Zōshigaya Cemetery (雑司ヶ谷霊園 Zōshigaya Reien?) is a public cemetery in Minami-Ikebukuro, Toshima, Tokyo, founded by the Tokyo Metropolitan government.

The cemetery welcomes people from any religion and contains the graves of many famous people in its 10 ha area. It is maintained by the Tokyo Metropolitan Park Association.

History[edit]

Zōshigaya Cemetery was founded by the local government of Tokyo Prefecture in 1874 as a public graveyard following the policy of the new government of the Meiji period, which prohibited burial in the central part of Tokyo.
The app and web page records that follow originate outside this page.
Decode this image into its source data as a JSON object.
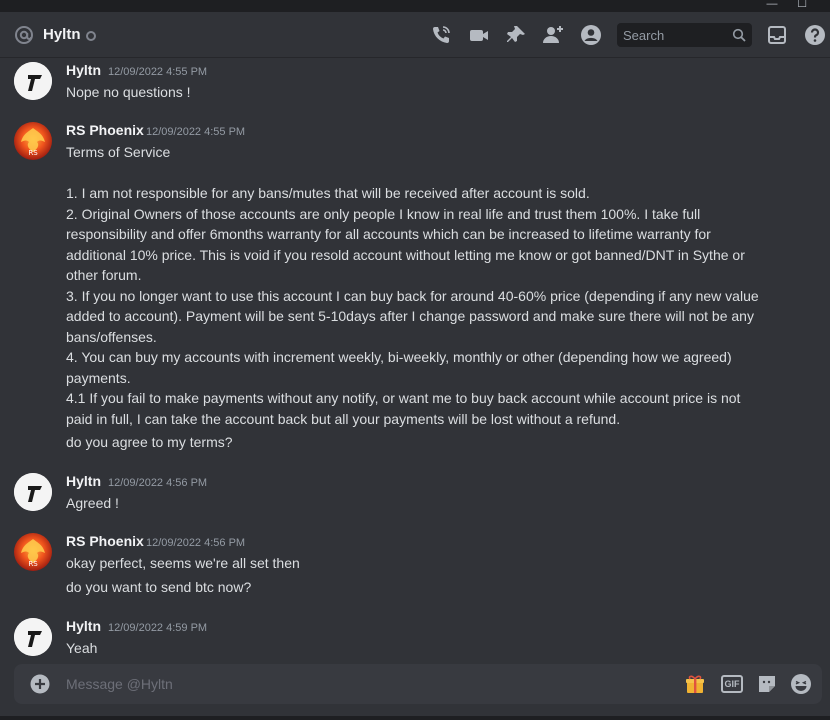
{
  "header": {
    "channel_name": "Hyltn",
    "search_placeholder": "Search"
  },
  "messages": [
    {
      "author": "Hyltn",
      "time": "12/09/2022 4:55 PM",
      "lines": [
        "Nope no questions !"
      ]
    },
    {
      "author": "RS Phoenix",
      "time": "12/09/2022 4:55 PM",
      "lines": [
        "Terms of Service",
        "",
        "1. I am not responsible for any bans/mutes that will be received after account is sold.",
        "2. Original Owners of those accounts are only people I know in real life and trust them 100%. I take full",
        "responsibility and offer 6months warranty for all accounts which can be increased to lifetime warranty for",
        "additional 10% price. This is void if you resold account without letting me know or got banned/DNT in Sythe or",
        "other forum.",
        "3. If you no longer want to use this account I can buy back for around 40-60% price (depending if any new value",
        "added to account). Payment will be sent 5-10days after I change password and make sure there will not be any",
        "bans/offenses.",
        "4. You can buy my accounts with increment weekly, bi-weekly, monthly or other (depending how we agreed)",
        "payments.",
        "4.1 If you fail to make payments without any notify, or want me to buy back account while account price is not",
        "paid in full, I can take the account back but all your payments will be lost without a refund."
      ],
      "followup": "do you agree to my terms?"
    },
    {
      "author": "Hyltn",
      "time": "12/09/2022 4:56 PM",
      "lines": [
        "Agreed !"
      ]
    },
    {
      "author": "RS Phoenix",
      "time": "12/09/2022 4:56 PM",
      "lines": [
        "okay perfect, seems we're all set then"
      ],
      "followup": "do you want to send btc now?"
    },
    {
      "author": "Hyltn",
      "time": "12/09/2022 4:59 PM",
      "lines": [
        "Yeah"
      ]
    }
  ],
  "composer": {
    "placeholder": "Message @Hyltn",
    "gif_label": "GIF"
  },
  "window": {
    "minimize": "—",
    "maximize": "☐"
  },
  "colors": {
    "background": "#313338",
    "composer": "#383a40",
    "text": "#dbdee1",
    "muted": "#949ba4"
  }
}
Cremation was prohibited in 1873[1] and nine sites were designated new public graveyards in 1874. The local government of Tokyo prefecture established six cemeteries including Zōshigaya.[2] Its construction and administration works were entrusted to the Tokyo Chamber (the Tokyo Chamber of Commerce and Industry of today). In 1876, the administration of the cemetery were taken into care by the prefectural government, and then by the Tokyo Metropolitan Park Association in 1985.

The name of the cemetery at first was Zōshigaya-Asahidechō-Bochi (雑司ヶ谷旭出町墓地?); as Zōshigaya-Asahidechō was the name of the town in which it was located. It was changed to the current name of Zōshigaya Reien (雑司ヶ谷霊園?) in 1935.

Burials[edit]

Among those interred here are (Japanese surnames are in capital letters):

Cultural references[edit]

Before Natsume Sōseki himself was buried in Zōshigaya Cemetery, he selected the cemetery as the final resting place for the friend of the Sensei in the novel Kokoro (1914).

References[edit]

  1. ^ "Cremation". History of Japan: A Guide to Japan's Past and Present. Retrieved 3 Dec 2013. 
  2. ^ The other sites were Aoyama, Tateyama, Yanaka, Kameido, Somei

External links[edit]

Coordinates: 35°43′22″N 139°43′11″E / 35.722753°N 139.719764°E / 35.722753; 139.719764